In the forestry wars, Forest Ethics announced a victory yesterday (3-28-2011): Seven companies, including four from the FORTUNE 500–Aetna, Allstate, Office Depot and Symantec–said they would phase out their use of the SFI label.
The company on that list that caught my eye was Office Depot because I know the company’s sustainability chief, Yalmaz Siddiqui, is a thoughtful and dedicated sustainability advocate. (See Radical Transparency at Office Depot.)

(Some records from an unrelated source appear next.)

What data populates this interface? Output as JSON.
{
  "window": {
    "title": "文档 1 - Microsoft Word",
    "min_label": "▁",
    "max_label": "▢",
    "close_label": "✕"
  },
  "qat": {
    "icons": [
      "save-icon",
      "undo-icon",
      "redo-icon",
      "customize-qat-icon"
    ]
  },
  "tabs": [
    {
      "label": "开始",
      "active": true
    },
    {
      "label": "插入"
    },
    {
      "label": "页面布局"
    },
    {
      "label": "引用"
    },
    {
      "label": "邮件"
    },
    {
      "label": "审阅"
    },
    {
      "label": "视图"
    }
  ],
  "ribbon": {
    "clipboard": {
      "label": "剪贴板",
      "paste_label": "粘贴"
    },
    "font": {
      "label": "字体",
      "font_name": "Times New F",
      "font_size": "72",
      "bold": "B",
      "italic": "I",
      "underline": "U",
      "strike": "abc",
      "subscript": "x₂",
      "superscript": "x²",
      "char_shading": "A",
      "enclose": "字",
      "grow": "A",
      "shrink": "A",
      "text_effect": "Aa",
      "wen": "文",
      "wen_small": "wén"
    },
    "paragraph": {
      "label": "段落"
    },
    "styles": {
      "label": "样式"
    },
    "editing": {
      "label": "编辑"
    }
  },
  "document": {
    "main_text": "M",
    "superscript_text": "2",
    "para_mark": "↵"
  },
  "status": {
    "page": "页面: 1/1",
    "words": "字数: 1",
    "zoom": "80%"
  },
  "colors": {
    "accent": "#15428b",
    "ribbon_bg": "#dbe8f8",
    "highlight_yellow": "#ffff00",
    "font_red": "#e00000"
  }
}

When I called Yalmaz, he told me: “We’ve really had to struggle with the question of, when is a product green?” To the average consumer, he said, an eco-label signals that a product has gone beyond the norm. SFI has become the norm. “In North America, the vast majority of the mainstream providers of paper products have got SFI certification,” he said. In one sense, the SFI standard has become a victim of its success. That’s particularly true because, according to a hierarchy established by Office Depot–in which papers are ranked as dark green, mid-green and light green– recycled paper is favored over even sustainably harvested virgin paper. SFI doesn’t even qualify as light green, but instead gets a rating of “meets industry environmental norms.”
This isn’t to say that SFI doesn’t do good work, particularly with small-scale, family-owned foresters. SFI program participants have, among other things, invested over $ 1.1 billion in forest research, and over $55 million to support community programs such as education and training for 120,000 loggers and foresters, the organization says.
But there are good reasons to trust FSC, and some to be suspicious of SFI. Here are a few:
History: The FSC was started in 1993 by environmentalists, while SFI was formed a year later by the North American forest products industry. It didn’t fully separate from the American Forest and Paper Association until 2007 and, even now, the CEOs of several big forestry companies sit on its board. To be fair, so do six board members from environmental groups including Resources for the Future and The Conservation Fund.
The LEED brouhaha: A long battle involved lots of lobbying about whether to provide points for SFI-certified wood under the widely-accepted LEED standards for green buildings ended with a decision that did not favor SFI. According to The New York Times Green blog, NGOs including the Sierra Club, the World Wildlife Fund, the National Wildlife Federation, the Natural Resources Defense Council and Greenpeace opposed granting favorable treatment to SFI.
Conflicts of interest: SFI today gives its seal of approval or ‘certification’ to activities on more than 160 million acres of forests or tree plantations all across North America. Virtually all of SFI’s funding comes from the companies that own or manage these lands, according to Forest Ethics. Unfortunately, the same thing is true of many certification systems, including FSC–they take money from the companies they audit.
How to resolve knotty questions (couldn’t resist!) like these is by no means clear. Perhaps independent ratings systems–like Good Guide, the Sustainability Consortium or UL Environment–will bring clarity to the debate about what products are environmentally preferable. Maybe responsible retailers should take on the job, as Office Depot seems to be doing. Or maybe consumers will learn to trust only those seals that have earned their own seals of approval, as crazy as that sounds.